The High Court were of opinion that the respondents' lease showed the boundaries with certainty and precision: but those are the same boundaries which necessitated the appointment of a commissioner in the Suit No. 68 of 1901 in order that they might be ascertained with certainty and precision; and the result was the fixing of the plot coloured red in plan F, which is repeated on the plan G. Further, the High Court seem to have thought that the decree in the suit covered more than the land coloured red on plan F; but this would appear to be a misapprehension. The judgment of the Subordinate Judge of Madura and the operative portion of the decree are in express terms confined to the land coloured red on the commissioner's plan. Their Lordships are of opinion that this case does not come within any of the authorities cited by the High Court. It depends upon the true construction of the special terms of the respondents' lease which, when all its provisions are taken into consideration, shows that the dominant intention of the parties thereto was to confine it to the land, possession of which would be recovered in the event of the suit being successful, i.e., the land coloured red on the plans F and G. That was in substance the view of the trial Judge, whose decree should be restored.
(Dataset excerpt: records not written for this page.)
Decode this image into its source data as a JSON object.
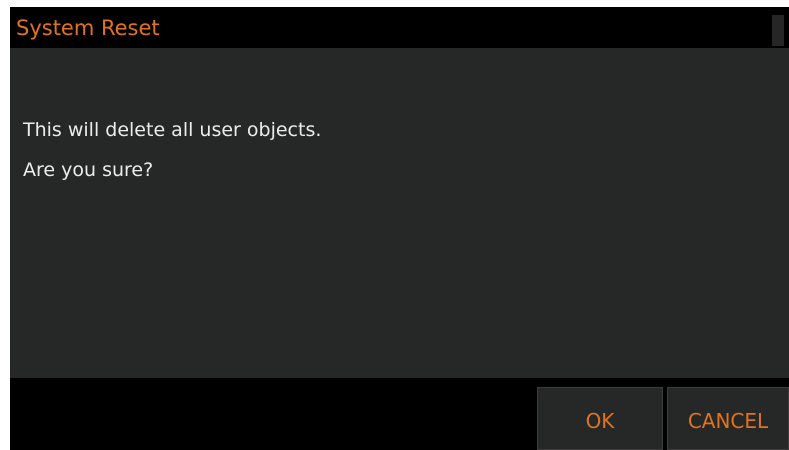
{
  "dialog": {
    "title": "System Reset",
    "message_lines": [
      "This will delete all user objects.",
      "Are you sure?"
    ],
    "buttons": {
      "ok_label": "OK",
      "cancel_label": "CANCEL"
    }
  },
  "colors": {
    "accent": "#e0731e",
    "text": "#ececec",
    "panel": "#262727",
    "frame": "#000000"
  }
}
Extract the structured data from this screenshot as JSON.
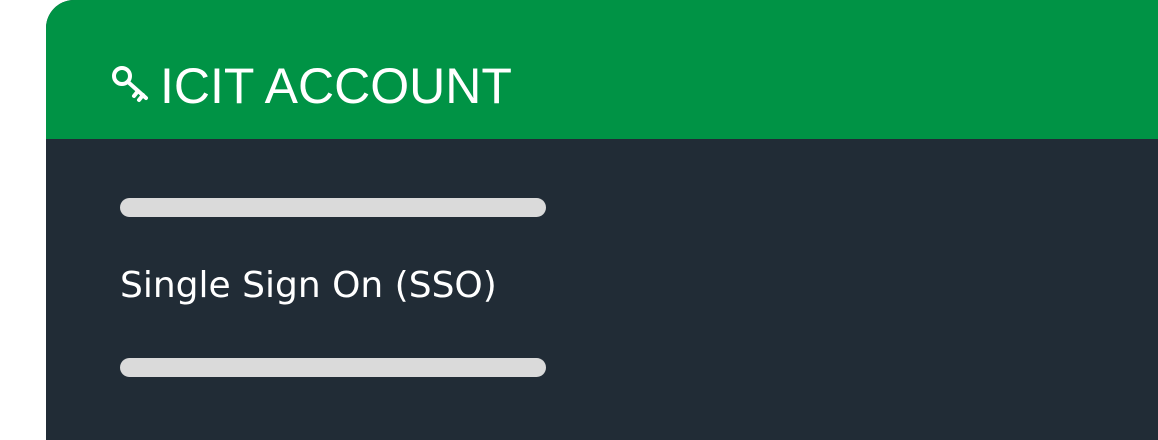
{
  "header": {
    "title": "ICIT ACCOUNT",
    "icon": "key-icon",
    "background_color": "#009345"
  },
  "body": {
    "background_color": "#212c36",
    "sso_link_label": "Single Sign On (SSO)"
  }
}
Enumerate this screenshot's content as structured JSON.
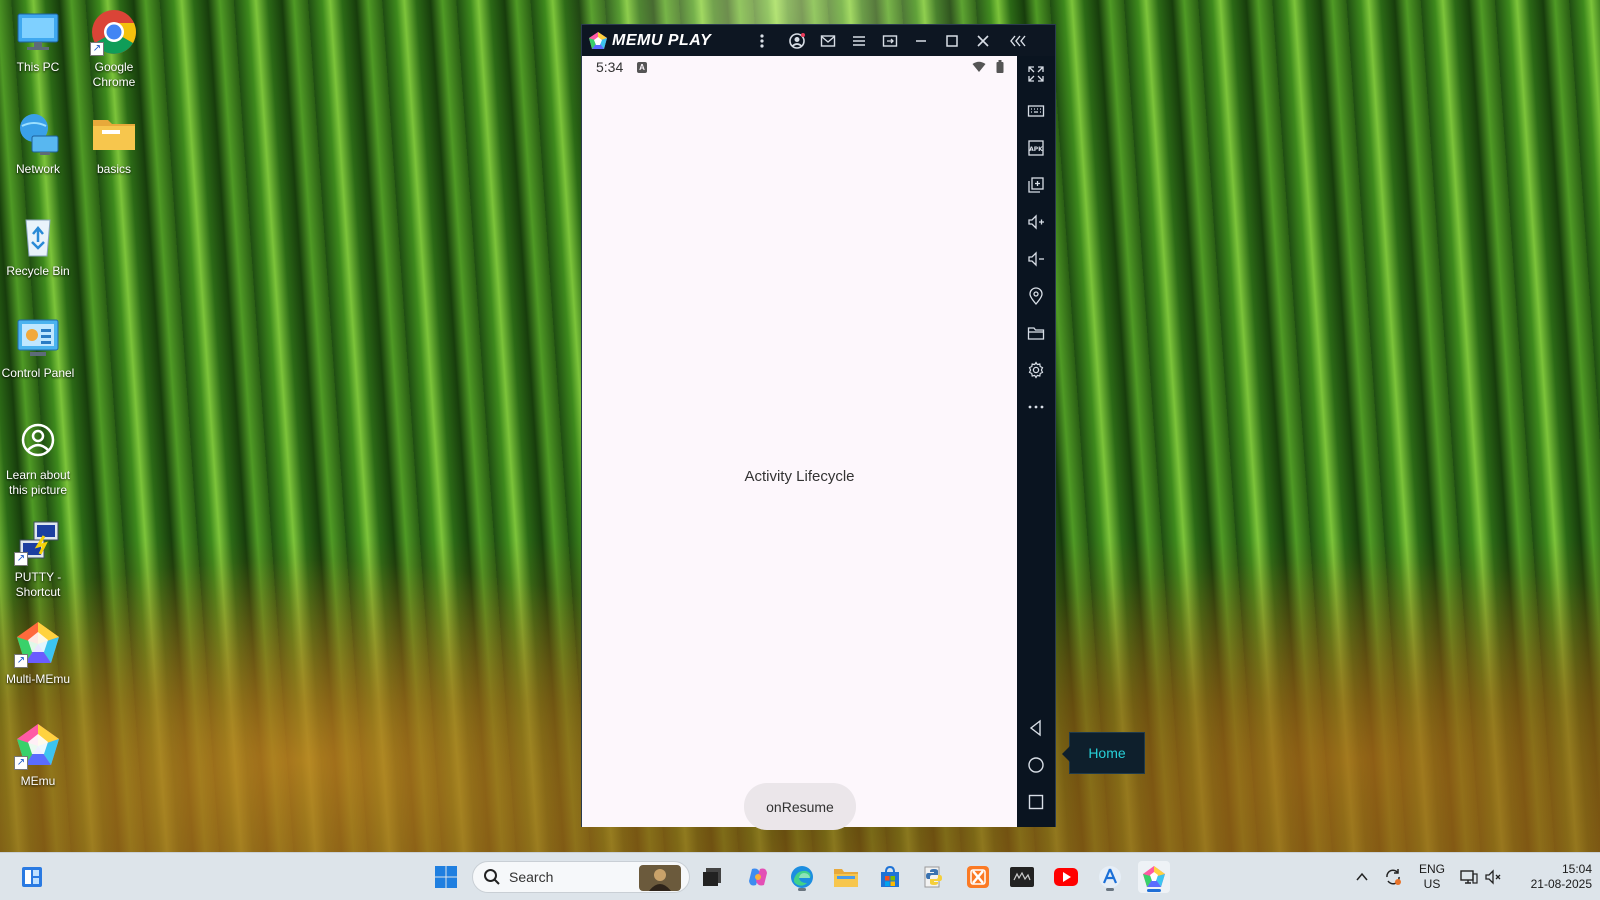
{
  "desktop": {
    "icons": [
      {
        "label": "This PC"
      },
      {
        "label": "Google Chrome"
      },
      {
        "label": "Network"
      },
      {
        "label": "basics"
      },
      {
        "label": "Recycle Bin"
      },
      {
        "label": "Control Panel"
      },
      {
        "label": "Learn about this picture"
      },
      {
        "label": "PUTTY - Shortcut"
      },
      {
        "label": "Multi-MEmu"
      },
      {
        "label": "MEmu"
      }
    ]
  },
  "emulator": {
    "title": "MEMU PLAY",
    "status_time": "5:34",
    "status_badge": "A",
    "app_text": "Activity Lifecycle",
    "button_label": "onResume",
    "tooltip": "Home",
    "apk_label": "APK"
  },
  "taskbar": {
    "search_placeholder": "Search",
    "language": "ENG",
    "region": "US",
    "time": "15:04",
    "date": "21-08-2025"
  },
  "colors": {
    "emulator_dark": "#0c1a2b",
    "screen_bg": "#fdf7fc",
    "tooltip_text": "#27d0d8",
    "taskbar_bg": "#dde4ea"
  }
}
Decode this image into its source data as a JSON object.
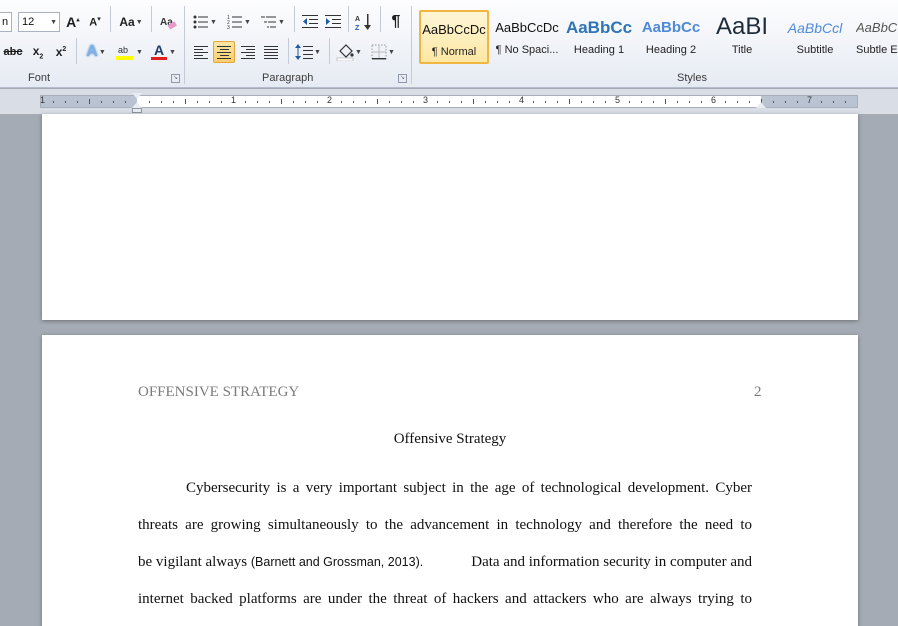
{
  "font": {
    "size_value": "12",
    "font_name_partial": "n",
    "group_label": "Font"
  },
  "paragraph": {
    "group_label": "Paragraph"
  },
  "styles": {
    "group_label": "Styles",
    "items": [
      {
        "sample": "AaBbCcDc",
        "name": "¶ Normal"
      },
      {
        "sample": "AaBbCcDc",
        "name": "¶ No Spaci..."
      },
      {
        "sample": "AaBbCc",
        "name": "Heading 1"
      },
      {
        "sample": "AaBbCc",
        "name": "Heading 2"
      },
      {
        "sample": "AaBI",
        "name": "Title"
      },
      {
        "sample": "AaBbCcl",
        "name": "Subtitle"
      },
      {
        "sample": "AaBbC",
        "name": "Subtle E"
      }
    ]
  },
  "ruler": {
    "numbers": [
      "1",
      "1",
      "2",
      "3",
      "4",
      "5",
      "6",
      "7"
    ]
  },
  "document": {
    "header_text": "OFFENSIVE STRATEGY",
    "page_number": "2",
    "title": "Offensive Strategy",
    "lines": [
      "Cybersecurity is a very important subject in the age of technological development. Cyber",
      "threats are growing simultaneously to the advancement in technology and therefore the need to",
      "be vigilant always",
      "Data and information security in computer and",
      "internet backed platforms are under the threat of hackers and attackers who are always trying to"
    ],
    "citation": "(Barnett  and Grossman, 2013)."
  },
  "colors": {
    "ribbon_bg": "#e6ebf3",
    "doc_bg": "#a5abb4",
    "active_highlight": "#f9cf6b",
    "heading_blue": "#2e74b5",
    "font_color_red": "#e02020",
    "highlight_yellow": "#ffff00"
  }
}
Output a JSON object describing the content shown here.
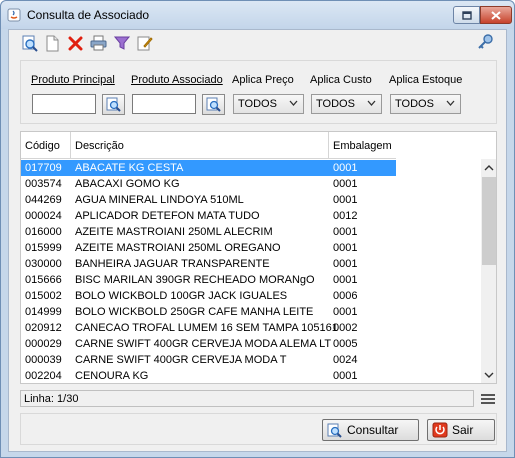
{
  "window": {
    "title": "Consulta de Associado"
  },
  "filters": {
    "produto_principal_label": "Produto Principal",
    "produto_associado_label": "Produto Associado",
    "aplica_preco_label": "Aplica Preço",
    "aplica_custo_label": "Aplica Custo",
    "aplica_estoque_label": "Aplica Estoque",
    "produto_principal_value": "",
    "produto_associado_value": "",
    "aplica_preco_value": "TODOS",
    "aplica_custo_value": "TODOS",
    "aplica_estoque_value": "TODOS"
  },
  "grid": {
    "columns": [
      "Código",
      "Descrição",
      "Embalagem"
    ],
    "rows": [
      {
        "codigo": "017709",
        "descricao": "ABACATE KG CESTA",
        "embalagem": "0001"
      },
      {
        "codigo": "003574",
        "descricao": "ABACAXI GOMO KG",
        "embalagem": "0001"
      },
      {
        "codigo": "044269",
        "descricao": "AGUA MINERAL LINDOYA 510ML",
        "embalagem": "0001"
      },
      {
        "codigo": "000024",
        "descricao": "APLICADOR DETEFON MATA TUDO",
        "embalagem": "0012"
      },
      {
        "codigo": "016000",
        "descricao": "AZEITE MASTROIANI 250ML ALECRIM",
        "embalagem": "0001"
      },
      {
        "codigo": "015999",
        "descricao": "AZEITE MASTROIANI 250ML OREGANO",
        "embalagem": "0001"
      },
      {
        "codigo": "030000",
        "descricao": "BANHEIRA JAGUAR TRANSPARENTE",
        "embalagem": "0001"
      },
      {
        "codigo": "015666",
        "descricao": "BISC MARILAN 390GR RECHEADO MORANgO",
        "embalagem": "0001"
      },
      {
        "codigo": "015002",
        "descricao": "BOLO WICKBOLD 100GR JACK IGUALES",
        "embalagem": "0006"
      },
      {
        "codigo": "014999",
        "descricao": "BOLO WICKBOLD 250GR CAFE MANHA LEITE",
        "embalagem": "0001"
      },
      {
        "codigo": "020912",
        "descricao": "CANECAO TROFAL LUMEM 16 SEM TAMPA 105161",
        "embalagem": "0002"
      },
      {
        "codigo": "000029",
        "descricao": "CARNE SWIFT 400GR CERVEJA MODA ALEMA LT",
        "embalagem": "0005"
      },
      {
        "codigo": "000039",
        "descricao": "CARNE SWIFT 400GR CERVEJA MODA T",
        "embalagem": "0024"
      },
      {
        "codigo": "002204",
        "descricao": "CENOURA KG",
        "embalagem": "0001"
      }
    ]
  },
  "status": {
    "text": "Linha: 1/30"
  },
  "buttons": {
    "consultar": "Consultar",
    "sair": "Sair"
  },
  "colors": {
    "selection": "#3399ff",
    "client_bg": "#f0f0f0",
    "frame": "#c6d7ea"
  }
}
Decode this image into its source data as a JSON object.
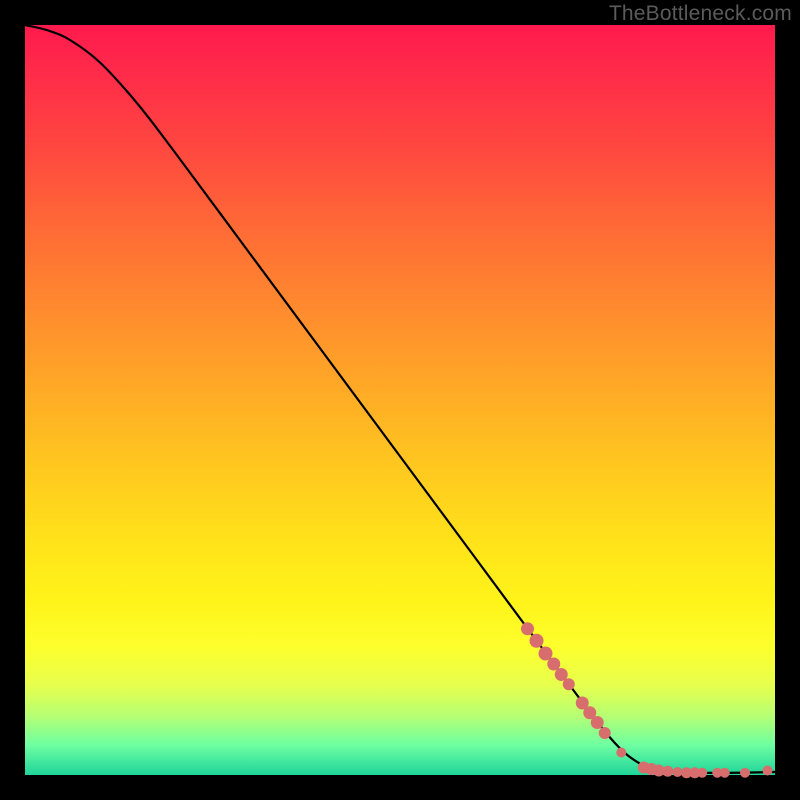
{
  "attribution": "TheBottleneck.com",
  "colors": {
    "dot": "#d86d6d",
    "curve": "#000000",
    "page_bg": "#000000"
  },
  "chart_data": {
    "type": "line",
    "title": "",
    "xlabel": "",
    "ylabel": "",
    "xlim": [
      0,
      100
    ],
    "ylim": [
      0,
      100
    ],
    "series": [
      {
        "name": "curve",
        "kind": "line",
        "points": [
          {
            "x": 0,
            "y": 100
          },
          {
            "x": 3,
            "y": 99.3
          },
          {
            "x": 6,
            "y": 98.0
          },
          {
            "x": 10,
            "y": 95.0
          },
          {
            "x": 15,
            "y": 89.5
          },
          {
            "x": 20,
            "y": 83.0
          },
          {
            "x": 30,
            "y": 69.5
          },
          {
            "x": 40,
            "y": 56.0
          },
          {
            "x": 50,
            "y": 42.5
          },
          {
            "x": 60,
            "y": 29.0
          },
          {
            "x": 70,
            "y": 15.5
          },
          {
            "x": 78,
            "y": 5.0
          },
          {
            "x": 82,
            "y": 1.5
          },
          {
            "x": 85,
            "y": 0.5
          },
          {
            "x": 90,
            "y": 0.3
          },
          {
            "x": 95,
            "y": 0.3
          },
          {
            "x": 100,
            "y": 0.4
          }
        ]
      },
      {
        "name": "highlighted-points",
        "kind": "scatter",
        "points": [
          {
            "x": 67.0,
            "y": 19.5,
            "r": 6.5
          },
          {
            "x": 68.2,
            "y": 17.9,
            "r": 7.0
          },
          {
            "x": 69.4,
            "y": 16.2,
            "r": 7.0
          },
          {
            "x": 70.5,
            "y": 14.8,
            "r": 6.5
          },
          {
            "x": 71.5,
            "y": 13.4,
            "r": 6.5
          },
          {
            "x": 72.5,
            "y": 12.1,
            "r": 6.0
          },
          {
            "x": 74.3,
            "y": 9.6,
            "r": 6.5
          },
          {
            "x": 75.3,
            "y": 8.3,
            "r": 6.5
          },
          {
            "x": 76.3,
            "y": 7.0,
            "r": 6.5
          },
          {
            "x": 77.3,
            "y": 5.6,
            "r": 6.0
          },
          {
            "x": 79.5,
            "y": 3.0,
            "r": 5.0
          },
          {
            "x": 82.5,
            "y": 1.0,
            "r": 6.0
          },
          {
            "x": 83.5,
            "y": 0.8,
            "r": 6.0
          },
          {
            "x": 84.5,
            "y": 0.6,
            "r": 6.0
          },
          {
            "x": 85.7,
            "y": 0.5,
            "r": 5.5
          },
          {
            "x": 87.0,
            "y": 0.4,
            "r": 5.0
          },
          {
            "x": 88.2,
            "y": 0.3,
            "r": 5.5
          },
          {
            "x": 89.3,
            "y": 0.3,
            "r": 5.5
          },
          {
            "x": 90.3,
            "y": 0.3,
            "r": 5.0
          },
          {
            "x": 92.3,
            "y": 0.3,
            "r": 5.0
          },
          {
            "x": 93.3,
            "y": 0.3,
            "r": 5.0
          },
          {
            "x": 96.0,
            "y": 0.3,
            "r": 5.0
          },
          {
            "x": 99.0,
            "y": 0.6,
            "r": 5.0
          }
        ]
      }
    ]
  }
}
Their Lordships will humbly advise His Majesty that this appeal should be allowed, the decree of the High Court set aside, and the decree of the Subordinate Judge restored. The respondents will pay the costs of the appellants of the appeal to the High Court and of the appeal to His Majesty in Council.